Each record below should be printed exactly as it was written.

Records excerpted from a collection
+ + +
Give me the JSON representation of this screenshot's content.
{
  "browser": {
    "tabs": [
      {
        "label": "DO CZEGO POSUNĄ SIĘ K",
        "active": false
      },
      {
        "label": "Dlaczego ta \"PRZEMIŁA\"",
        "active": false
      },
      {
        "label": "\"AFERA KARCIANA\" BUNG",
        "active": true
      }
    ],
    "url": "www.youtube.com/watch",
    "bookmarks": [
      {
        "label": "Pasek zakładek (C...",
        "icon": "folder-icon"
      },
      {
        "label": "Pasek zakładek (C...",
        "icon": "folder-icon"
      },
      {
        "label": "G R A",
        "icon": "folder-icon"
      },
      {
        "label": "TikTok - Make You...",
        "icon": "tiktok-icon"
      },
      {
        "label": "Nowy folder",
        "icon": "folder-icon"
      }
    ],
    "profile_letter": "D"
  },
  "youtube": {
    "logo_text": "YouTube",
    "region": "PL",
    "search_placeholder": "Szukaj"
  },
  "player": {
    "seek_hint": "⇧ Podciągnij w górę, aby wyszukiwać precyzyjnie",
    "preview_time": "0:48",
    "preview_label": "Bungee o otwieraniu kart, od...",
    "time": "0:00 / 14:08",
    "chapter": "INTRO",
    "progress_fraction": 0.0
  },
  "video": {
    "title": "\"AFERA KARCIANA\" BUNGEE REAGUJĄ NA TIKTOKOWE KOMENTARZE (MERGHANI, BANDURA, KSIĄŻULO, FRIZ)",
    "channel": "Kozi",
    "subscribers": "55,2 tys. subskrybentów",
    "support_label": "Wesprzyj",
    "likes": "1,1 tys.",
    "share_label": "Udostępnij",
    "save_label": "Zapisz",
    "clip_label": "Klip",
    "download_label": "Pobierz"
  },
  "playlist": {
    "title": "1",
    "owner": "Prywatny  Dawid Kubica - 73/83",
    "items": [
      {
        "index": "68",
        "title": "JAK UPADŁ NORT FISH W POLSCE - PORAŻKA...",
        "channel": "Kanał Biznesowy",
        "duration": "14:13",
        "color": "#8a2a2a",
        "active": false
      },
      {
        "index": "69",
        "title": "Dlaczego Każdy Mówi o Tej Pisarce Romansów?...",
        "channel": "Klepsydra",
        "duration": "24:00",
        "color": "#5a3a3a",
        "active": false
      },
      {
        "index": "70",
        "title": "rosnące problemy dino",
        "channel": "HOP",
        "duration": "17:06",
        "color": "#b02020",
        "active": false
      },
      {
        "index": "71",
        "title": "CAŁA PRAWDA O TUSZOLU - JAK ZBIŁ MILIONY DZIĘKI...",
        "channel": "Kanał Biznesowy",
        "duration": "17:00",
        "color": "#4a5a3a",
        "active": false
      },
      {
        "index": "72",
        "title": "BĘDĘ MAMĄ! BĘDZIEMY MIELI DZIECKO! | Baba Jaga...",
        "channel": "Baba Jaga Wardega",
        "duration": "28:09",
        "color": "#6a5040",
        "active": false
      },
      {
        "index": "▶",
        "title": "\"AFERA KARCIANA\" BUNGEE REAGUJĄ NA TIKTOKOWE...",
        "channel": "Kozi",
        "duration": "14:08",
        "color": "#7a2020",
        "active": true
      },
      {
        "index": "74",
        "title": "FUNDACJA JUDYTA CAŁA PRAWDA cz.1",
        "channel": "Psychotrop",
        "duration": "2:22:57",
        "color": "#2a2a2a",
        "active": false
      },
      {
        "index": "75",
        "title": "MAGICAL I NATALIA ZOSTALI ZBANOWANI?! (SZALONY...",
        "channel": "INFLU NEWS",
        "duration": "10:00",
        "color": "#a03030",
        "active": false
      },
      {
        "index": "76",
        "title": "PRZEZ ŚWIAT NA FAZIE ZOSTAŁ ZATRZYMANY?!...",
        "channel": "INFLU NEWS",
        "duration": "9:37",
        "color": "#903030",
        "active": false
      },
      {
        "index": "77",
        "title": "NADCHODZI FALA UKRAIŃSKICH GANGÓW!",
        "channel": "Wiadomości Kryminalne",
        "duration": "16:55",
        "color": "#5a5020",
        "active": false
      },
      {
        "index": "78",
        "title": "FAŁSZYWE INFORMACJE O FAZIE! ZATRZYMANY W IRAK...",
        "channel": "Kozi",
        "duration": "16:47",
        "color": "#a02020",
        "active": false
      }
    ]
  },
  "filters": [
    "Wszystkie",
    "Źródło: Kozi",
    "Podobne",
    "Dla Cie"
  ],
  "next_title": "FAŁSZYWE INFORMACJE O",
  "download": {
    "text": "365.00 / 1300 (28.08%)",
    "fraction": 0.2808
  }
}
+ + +
> [Exercise response]:
Give me the JSON representation of this screenshot's content.
{
  "browser": {
    "tabs": [
      {
        "label": "DO CZEGO POSUNĄ SIĘ K",
        "active": false
      },
      {
        "label": "Dlaczego ta \"PRZEMIŁA\"",
        "active": false
      },
      {
        "label": "\"AFERA KARCIANA\" BUNG",
        "active": true
      }
    ],
    "url": "www.youtube.com/watch",
    "bookmarks": [
      {
        "label": "Pasek zakładek (C...",
        "icon": "folder-icon"
      },
      {
        "label": "Pasek zakładek (C...",
        "icon": "folder-icon"
      },
      {
        "label": "G R A",
        "icon": "folder-icon"
      },
      {
        "label": "TikTok - Make You...",
        "icon": "tiktok-icon"
      },
      {
        "label": "Nowy folder",
        "icon": "folder-icon"
      }
    ],
    "profile_letter": "D"
  },
  "youtube": {
    "logo_text": "YouTube",
    "region": "PL",
    "search_placeholder": "Szukaj"
  },
  "player": {
    "seek_hint": "⇧ Podciągnij w górę, aby wyszukiwać precyzyjnie",
    "preview_time": "0:48",
    "preview_label": "Bungee o otwieraniu kart, od...",
    "time": "0:00 / 14:08",
    "chapter": "INTRO",
    "progress_fraction": 0.0
  },
  "video": {
    "title": "\"AFERA KARCIANA\" BUNGEE REAGUJĄ NA TIKTOKOWE KOMENTARZE (MERGHANI, BANDURA, KSIĄŻULO, FRIZ)",
    "channel": "Kozi",
    "subscribers": "55,2 tys. subskrybentów",
    "support_label": "Wesprzyj",
    "likes": "1,1 tys.",
    "share_label": "Udostępnij",
    "save_label": "Zapisz",
    "clip_label": "Klip",
    "download_label": "Pobierz"
  },
  "playlist": {
    "title": "1",
    "owner": "Prywatny  Dawid Kubica - 73/83",
    "items": [
      {
        "index": "68",
        "title": "JAK UPADŁ NORT FISH W POLSCE - PORAŻKA...",
        "channel": "Kanał Biznesowy",
        "duration": "14:13",
        "color": "#8a2a2a",
        "active": false
      },
      {
        "index": "69",
        "title": "Dlaczego Każdy Mówi o Tej Pisarce Romansów?...",
        "channel": "Klepsydra",
        "duration": "24:00",
        "color": "#5a3a3a",
        "active": false
      },
      {
        "index": "70",
        "title": "rosnące problemy dino",
        "channel": "HOP",
        "duration": "17:06",
        "color": "#b02020",
        "active": false
      },
      {
        "index": "71",
        "title": "CAŁA PRAWDA O TUSZOLU - JAK ZBIŁ MILIONY DZIĘKI...",
        "channel": "Kanał Biznesowy",
        "duration": "17:00",
        "color": "#4a5a3a",
        "active": false
      },
      {
        "index": "72",
        "title": "BĘDĘ MAMĄ! BĘDZIEMY MIELI DZIECKO! | Baba Jaga...",
        "channel": "Baba Jaga Wardega",
        "duration": "28:09",
        "color": "#6a5040",
        "active": false
      },
      {
        "index": "▶",
        "title": "\"AFERA KARCIANA\" BUNGEE REAGUJĄ NA TIKTOKOWE...",
        "channel": "Kozi",
        "duration": "14:08",
        "color": "#7a2020",
        "active": true
      },
      {
        "index": "74",
        "title": "FUNDACJA JUDYTA CAŁA PRAWDA cz.1",
        "channel": "Psychotrop",
        "duration": "2:22:57",
        "color": "#2a2a2a",
        "active": false
      },
      {
        "index": "75",
        "title": "MAGICAL I NATALIA ZOSTALI ZBANOWANI?! (SZALONY...",
        "channel": "INFLU NEWS",
        "duration": "10:00",
        "color": "#a03030",
        "active": false
      },
      {
        "index": "76",
        "title": "PRZEZ ŚWIAT NA FAZIE ZOSTAŁ ZATRZYMANY?!...",
        "channel": "INFLU NEWS",
        "duration": "9:37",
        "color": "#903030",
        "active": false
      },
      {
        "index": "77",
        "title": "NADCHODZI FALA UKRAIŃSKICH GANGÓW!",
        "channel": "Wiadomości Kryminalne",
        "duration": "16:55",
        "color": "#5a5020",
        "active": false
      },
      {
        "index": "78",
        "title": "FAŁSZYWE INFORMACJE O FAZIE! ZATRZYMANY W IRAK...",
        "channel": "Kozi",
        "duration": "16:47",
        "color": "#a02020",
        "active": false
      }
    ]
  },
  "filters": [
    "Wszystkie",
    "Źródło: Kozi",
    "Podobne",
    "Dla Cie"
  ],
  "next_title": "FAŁSZYWE INFORMACJE O",
  "download": {
    "text": "365.00 / 1300 (28.08%)",
    "fraction": 0.2808
  }
}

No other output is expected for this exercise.